Five and a half years into his 14-year sentence for corruption, after two trials and multiple appeals, former Illinois governor Rod Blagojevich and his legal team are about to play their final card. Sometime in the weeks ahead, before a November 2 deadline, they intend to file a petition for a writ of certiorari: an entreaty to the U.S. Supreme Court to review the case.
Boosting his spirits have been the “hundreds of letters” he says he’s received, most of which are supportive. Then he allows: “I occasionally get a bad one.” He tells me about a letter from a woman from Champaign. She had been working in state government in 2003 when, on Blagojevich’s first full day as governor, he fired dozens of his predecessor’s political appointees, including her.
Muck Rack makes it simple to find people, tweets, or articles that mention any name, keyword, company, hashtag etc. We've compiled this guide to help you make the most of your search.
Selecting a term
Start searching tweets, articles from media outlets, articles mentioned in tweets, journalists'
names, titles and bios with some suggested searches:
Companies or Topics (e.g. iPhone, Microsoft)
Phrases (e.g. "cloud computing") — use quotes to keep the terms together
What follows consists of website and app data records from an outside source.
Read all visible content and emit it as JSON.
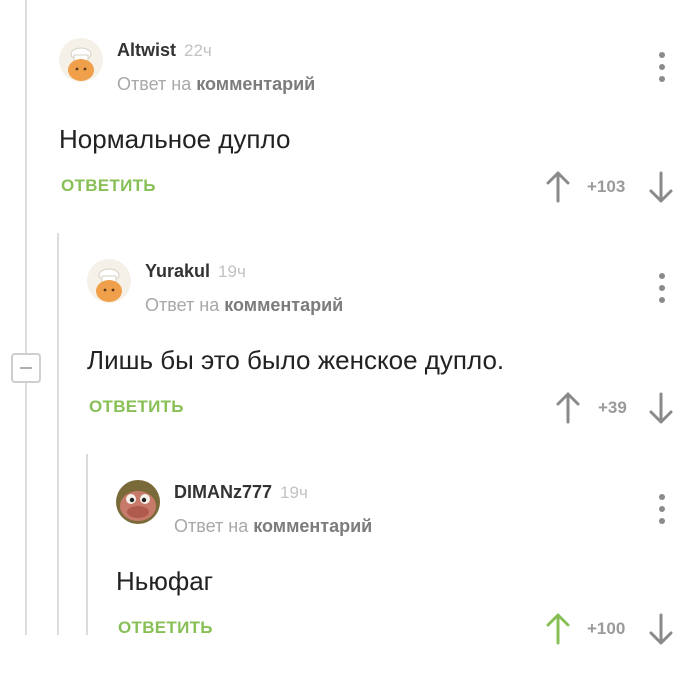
{
  "comments": [
    {
      "author": "Altwist",
      "time": "22ч",
      "reply_prefix": "Ответ на",
      "reply_link": "комментарий",
      "text": "Нормальное дупло",
      "reply_label": "ОТВЕТИТЬ",
      "rating": "+103",
      "upvoted": false
    },
    {
      "author": "Yurakul",
      "time": "19ч",
      "reply_prefix": "Ответ на",
      "reply_link": "комментарий",
      "text": "Лишь бы это было женское дупло.",
      "reply_label": "ОТВЕТИТЬ",
      "rating": "+39",
      "upvoted": false
    },
    {
      "author": "DIMANz777",
      "time": "19ч",
      "reply_prefix": "Ответ на",
      "reply_link": "комментарий",
      "text": "Ньюфаг",
      "reply_label": "ОТВЕТИТЬ",
      "rating": "+100",
      "upvoted": true
    }
  ],
  "colors": {
    "accent": "#88c057",
    "upvote_active": "#88c057",
    "icon": "#8a8a8a"
  },
  "icons": [
    "chef-avatar-icon",
    "chef-avatar-icon",
    "creature-avatar-icon",
    "kebab-menu-icon",
    "collapse-minus-icon",
    "arrow-up-icon",
    "arrow-down-icon"
  ]
}
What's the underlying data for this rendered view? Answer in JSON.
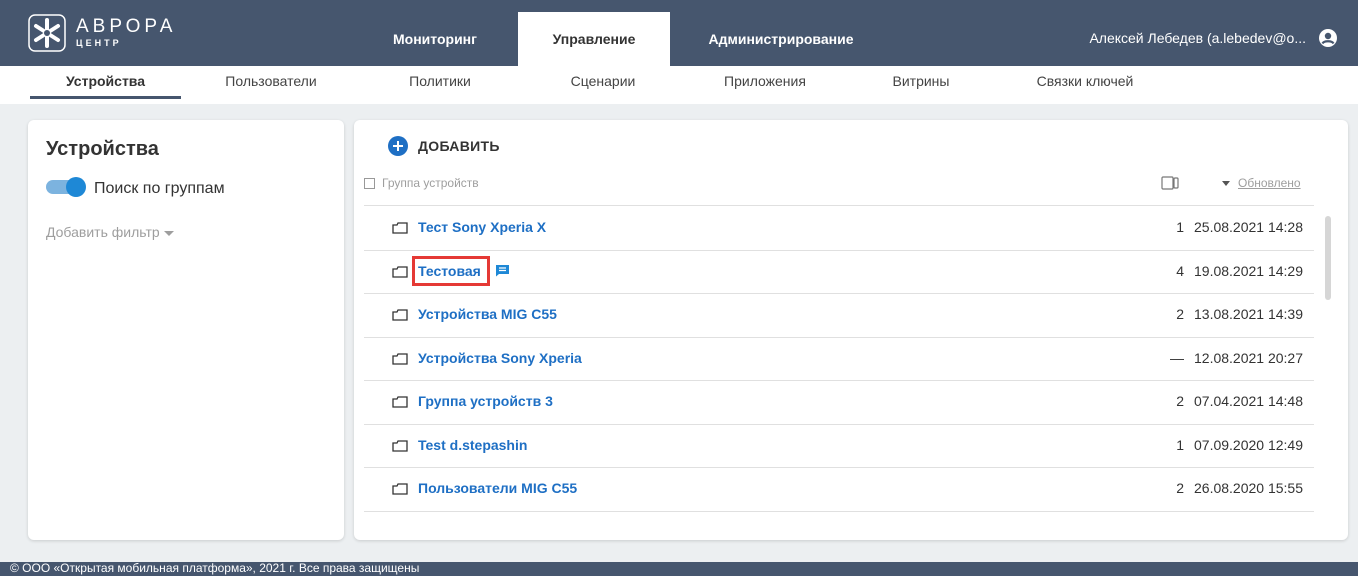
{
  "app": {
    "logo_title": "АВРОРА",
    "logo_sub": "ЦЕНТР",
    "user_label": "Алексей Лебедев (a.lebedev@o..."
  },
  "main_tabs": [
    {
      "label": "Мониторинг",
      "active": false
    },
    {
      "label": "Управление",
      "active": true
    },
    {
      "label": "Администрирование",
      "active": false
    }
  ],
  "sub_tabs": [
    {
      "label": "Устройства",
      "active": true
    },
    {
      "label": "Пользователи",
      "active": false
    },
    {
      "label": "Политики",
      "active": false
    },
    {
      "label": "Сценарии",
      "active": false
    },
    {
      "label": "Приложения",
      "active": false
    },
    {
      "label": "Витрины",
      "active": false
    },
    {
      "label": "Связки ключей",
      "active": false
    }
  ],
  "filter_panel": {
    "title": "Устройства",
    "toggle_label": "Поиск по группам",
    "toggle_on": true,
    "add_filter_label": "Добавить фильтр"
  },
  "list_panel": {
    "add_label": "ДОБАВИТЬ",
    "header_group_label": "Группа устройств",
    "header_sort_label": "Обновлено",
    "rows": [
      {
        "name": "Тест Sony Xperia X",
        "count": "1",
        "date": "25.08.2021 14:28"
      },
      {
        "name": "Тестовая",
        "count": "4",
        "date": "19.08.2021 14:29",
        "has_comment": true,
        "highlighted": true
      },
      {
        "name": "Устройства MIG C55",
        "count": "2",
        "date": "13.08.2021 14:39"
      },
      {
        "name": "Устройства Sony Xperia",
        "count": "—",
        "date": "12.08.2021 20:27"
      },
      {
        "name": "Группа устройств 3",
        "count": "2",
        "date": "07.04.2021 14:48"
      },
      {
        "name": "Test d.stepashin",
        "count": "1",
        "date": "07.09.2020 12:49"
      },
      {
        "name": "Пользователи MIG C55",
        "count": "2",
        "date": "26.08.2020 15:55"
      }
    ]
  },
  "footer": {
    "text": "© ООО «Открытая мобильная платформа», 2021 г. Все права защищены"
  },
  "colors": {
    "topbar": "#46566e",
    "accent": "#1e6fc4",
    "highlight": "#e53935"
  }
}
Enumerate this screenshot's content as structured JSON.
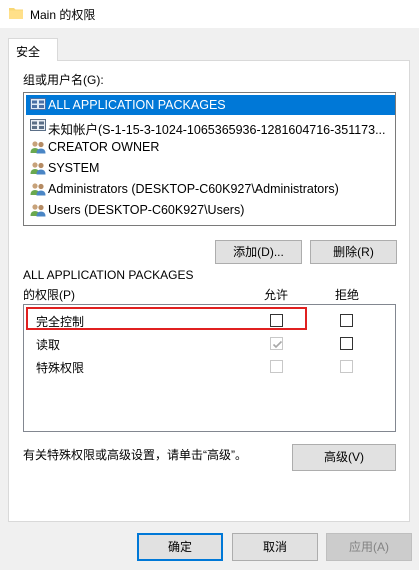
{
  "window": {
    "title": "Main 的权限",
    "folder_icon": "folder-icon"
  },
  "tabs": [
    {
      "label": "安全"
    }
  ],
  "groups": {
    "label": "组或用户名(G):",
    "items": [
      {
        "label": "ALL APPLICATION PACKAGES",
        "icon": "app-packages-icon",
        "selected": true
      },
      {
        "label": "未知帐户(S-1-15-3-1024-1065365936-1281604716-351173...",
        "icon": "unknown-account-icon",
        "selected": false
      },
      {
        "label": "CREATOR OWNER",
        "icon": "users-group-icon",
        "selected": false
      },
      {
        "label": "SYSTEM",
        "icon": "users-group-icon",
        "selected": false
      },
      {
        "label": "Administrators (DESKTOP-C60K927\\Administrators)",
        "icon": "users-group-icon",
        "selected": false
      },
      {
        "label": "Users (DESKTOP-C60K927\\Users)",
        "icon": "users-group-icon",
        "selected": false
      }
    ],
    "add_button": "添加(D)...",
    "remove_button": "删除(R)"
  },
  "permissions": {
    "for_label": "ALL APPLICATION PACKAGES",
    "title_label": "的权限(P)",
    "allow_header": "允许",
    "deny_header": "拒绝",
    "rows": [
      {
        "name": "完全控制",
        "allow": false,
        "allow_disabled": false,
        "deny": false,
        "deny_disabled": false,
        "highlighted": true
      },
      {
        "name": "读取",
        "allow": true,
        "allow_disabled": true,
        "deny": false,
        "deny_disabled": false,
        "highlighted": false
      },
      {
        "name": "特殊权限",
        "allow": false,
        "allow_disabled": true,
        "deny": false,
        "deny_disabled": true,
        "highlighted": false
      }
    ],
    "highlight_color": "#e02020"
  },
  "advanced": {
    "hint": "有关特殊权限或高级设置，请单击“高级”。",
    "button": "高级(V)"
  },
  "footer": {
    "ok": "确定",
    "cancel": "取消",
    "apply": "应用(A)"
  },
  "colors": {
    "accent": "#0078d7",
    "panel_bg": "#ffffff",
    "window_bg": "#f0f0f0"
  }
}
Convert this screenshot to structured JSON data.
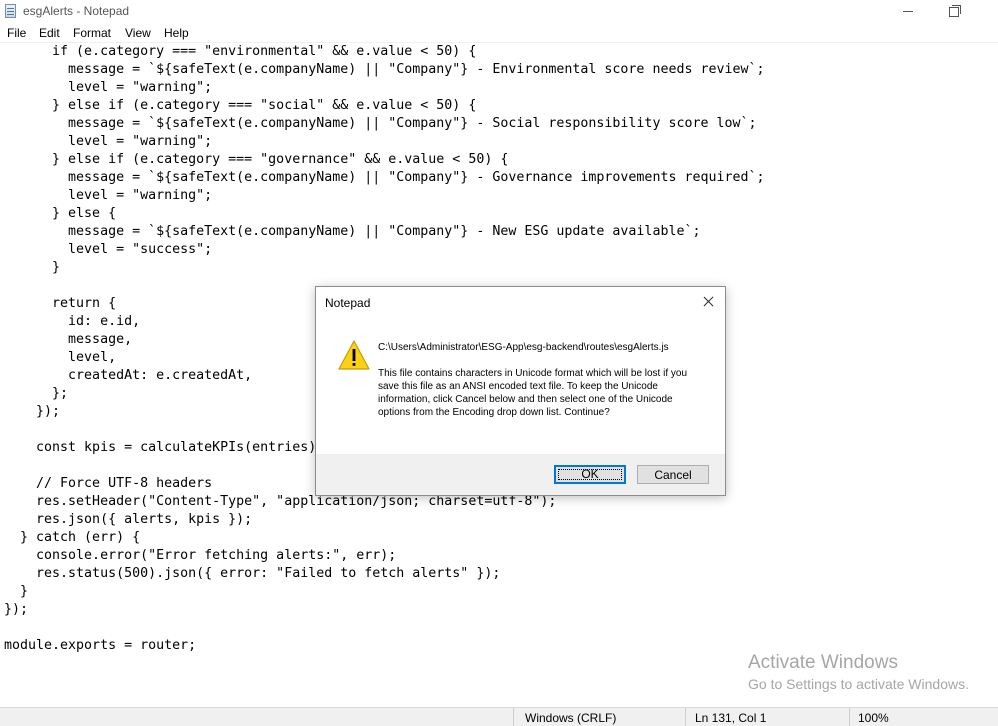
{
  "window": {
    "title": "esgAlerts - Notepad",
    "icon": "notepad-icon"
  },
  "menu": [
    "File",
    "Edit",
    "Format",
    "View",
    "Help"
  ],
  "editor": {
    "lines": [
      "      if (e.category === \"environmental\" && e.value < 50) {",
      "        message = `${safeText(e.companyName) || \"Company\"} - Environmental score needs review`;",
      "        level = \"warning\";",
      "      } else if (e.category === \"social\" && e.value < 50) {",
      "        message = `${safeText(e.companyName) || \"Company\"} - Social responsibility score low`;",
      "        level = \"warning\";",
      "      } else if (e.category === \"governance\" && e.value < 50) {",
      "        message = `${safeText(e.companyName) || \"Company\"} - Governance improvements required`;",
      "        level = \"warning\";",
      "      } else {",
      "        message = `${safeText(e.companyName) || \"Company\"} - New ESG update available`;",
      "        level = \"success\";",
      "      }",
      "",
      "      return {",
      "        id: e.id,",
      "        message,",
      "        level,",
      "        createdAt: e.createdAt,",
      "      };",
      "    });",
      "",
      "    const kpis = calculateKPIs(entries);",
      "",
      "    // Force UTF-8 headers",
      "    res.setHeader(\"Content-Type\", \"application/json; charset=utf-8\");",
      "    res.json({ alerts, kpis });",
      "  } catch (err) {",
      "    console.error(\"Error fetching alerts:\", err);",
      "    res.status(500).json({ error: \"Failed to fetch alerts\" });",
      "  }",
      "});",
      "",
      "module.exports = router;"
    ]
  },
  "status": {
    "encoding": "Windows (CRLF)",
    "position": "Ln 131, Col 1",
    "zoom": "100%"
  },
  "watermark": {
    "title": "Activate Windows",
    "subtitle": "Go to Settings to activate Windows."
  },
  "dialog": {
    "title": "Notepad",
    "path": "C:\\Users\\Administrator\\ESG-App\\esg-backend\\routes\\esgAlerts.js",
    "message": "This file contains characters in Unicode format which will be lost if you save this file as an ANSI encoded text file. To keep the Unicode information, click Cancel below and then select one of the Unicode options from the Encoding drop down list. Continue?",
    "ok_label": "OK",
    "cancel_label": "Cancel",
    "icon": "warning-icon"
  }
}
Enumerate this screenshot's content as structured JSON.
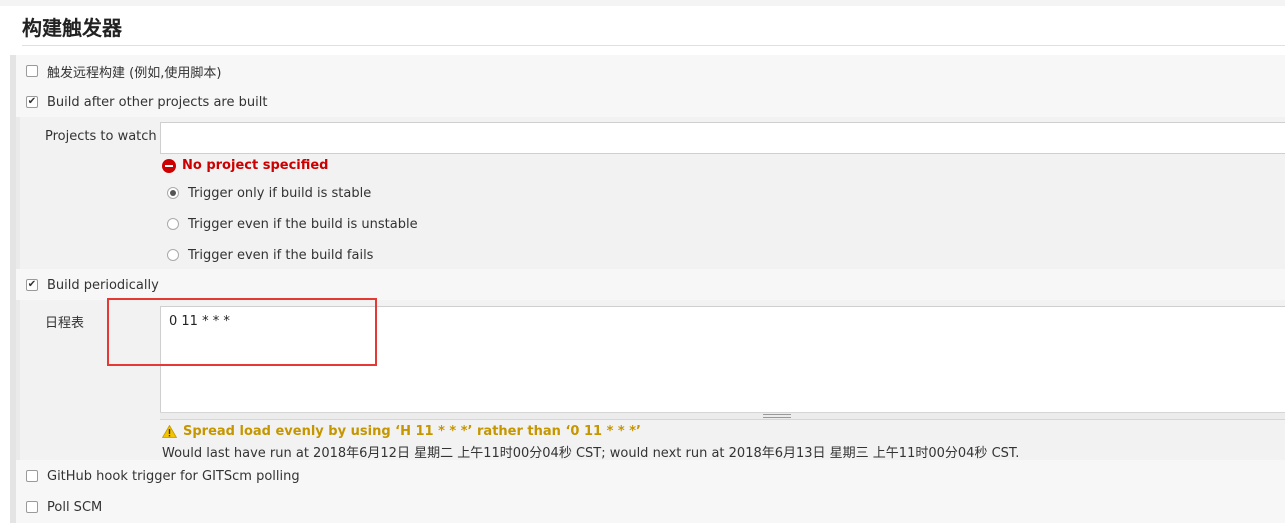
{
  "page_title": "构建触发器",
  "triggers": {
    "remote": {
      "label": "触发远程构建 (例如,使用脚本)",
      "checked": false
    },
    "after_other": {
      "label": "Build after other projects are built",
      "checked": true
    },
    "periodic": {
      "label": "Build periodically",
      "checked": true
    },
    "github_hook": {
      "label": "GitHub hook trigger for GITScm polling",
      "checked": false
    },
    "poll_scm": {
      "label": "Poll SCM",
      "checked": false
    }
  },
  "projects_to_watch": {
    "label": "Projects to watch",
    "value": "",
    "error": "No project specified"
  },
  "trigger_options": [
    {
      "label": "Trigger only if build is stable",
      "selected": true
    },
    {
      "label": "Trigger even if the build is unstable",
      "selected": false
    },
    {
      "label": "Trigger even if the build fails",
      "selected": false
    }
  ],
  "schedule": {
    "label": "日程表",
    "value": "0 11 * * *",
    "warning": "Spread load evenly by using ‘H 11 * * *’ rather than ‘0 11 * * *’",
    "info": "Would last have run at 2018年6月12日 星期二 上午11时00分04秒 CST; would next run at 2018年6月13日 星期三 上午11时00分04秒 CST."
  },
  "colors": {
    "error": "#cc0000",
    "warning": "#c59600",
    "highlight": "#e53935"
  }
}
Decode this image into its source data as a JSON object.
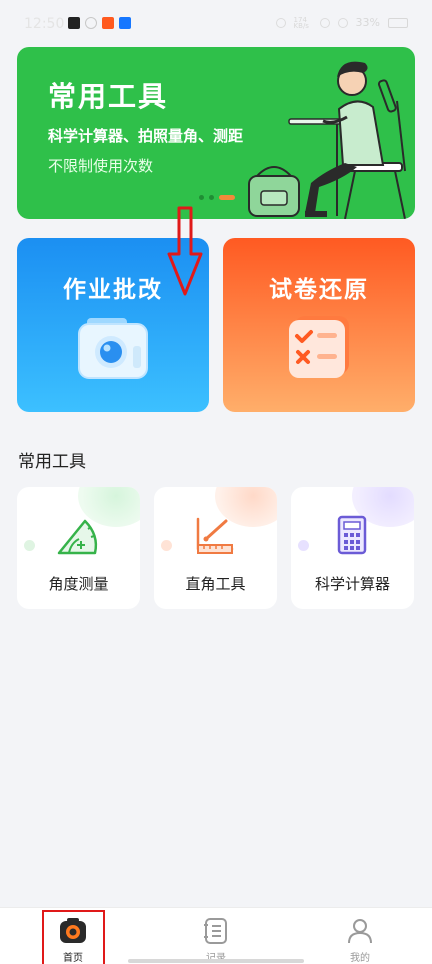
{
  "status_bar": {
    "time": "12:50",
    "signal_text": "174 KB/s",
    "battery": "33%"
  },
  "banner": {
    "title": "常用工具",
    "subtitle": "科学计算器、拍照量角、测距",
    "description": "不限制使用次数",
    "illustration": "student-studying-illustration",
    "accent_color": "#2fc04a"
  },
  "features": [
    {
      "label": "作业批改",
      "icon": "camera-icon",
      "color": "#1b8ff2"
    },
    {
      "label": "试卷还原",
      "icon": "checklist-icon",
      "color": "#ff5a22"
    }
  ],
  "tools_section": {
    "title": "常用工具",
    "items": [
      {
        "label": "角度测量",
        "icon": "protractor-icon",
        "color": "#36b34a"
      },
      {
        "label": "直角工具",
        "icon": "set-square-icon",
        "color": "#f07a42"
      },
      {
        "label": "科学计算器",
        "icon": "calculator-icon",
        "color": "#6b5bd6"
      }
    ]
  },
  "bottom_nav": {
    "items": [
      {
        "label": "首页",
        "icon": "camera-home-icon",
        "active": true
      },
      {
        "label": "记录",
        "icon": "records-icon",
        "active": false
      },
      {
        "label": "我的",
        "icon": "profile-icon",
        "active": false
      }
    ]
  },
  "annotations": {
    "arrow_color": "#e01919"
  }
}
Twitter handles (e.g. @username) — returns those who have mentioned or replied to
Names (e.g. "David Pogue")
Hashtags (e.g. #sxsw, #london2012)
Bio details (e.g. vegan, Olympics, father)
Muck Rack's Advanced Search allows for many boolean operators.
Find results that mention multiple specified terms, use AND or
+. For example, ensure each result contains both Elon Musk and Mark Zuckerberg by
searching Musk AND Zuckerberg or Musk + Zuckerberg.
Use the operators OR or , to broaden your search when you'd like either of
multiple terms to appear in results. (This is the default behavior of our search when no operators
are used). For example, results will contain either cake or cookie by searching cake OR cookie or cake,cookie
Use NOT or - to subtract results from your search. For
example, searching Disney will yield results about the Walt Disney Company as well as Walt Disney
World Resort. To exclude mentions of Disney World, search for Disney -World or Disney
When using one of these operators with a phrase, enclose it in quotation marks. For example, you can
find results about smartphones excluding Apple's iPhone 4S by searching smartphone -"iPhone
Exact case matching or punctuation
If you're searching for a brand name or keyword that relies on specific punctuation marks or capitalization, you can
find results that match your exact query by adding matchcase: before the keyword you're searching for, like matchcase:E*TRADE .
Use parentheses to separate multiple
boolean phrases. For example, to find journalists talking about having fun in Disney World or
Disneyland, search for ("disney world" OR disneyland) AND fun.
An asterisk can be used to search for any variation of a root word truncated by the asterisk. For example, searching for admin* will return results for administrator, administration, administer, administered, etc.
A near operator is an AND operator where you can control the distance between the words. You can vary the distance the near operation uses by adding a forward slash and number (between 0-99) such as strawberries NEAR/10 "whipped cream", which means the strawberries must exist within 10 words of "whipped cream".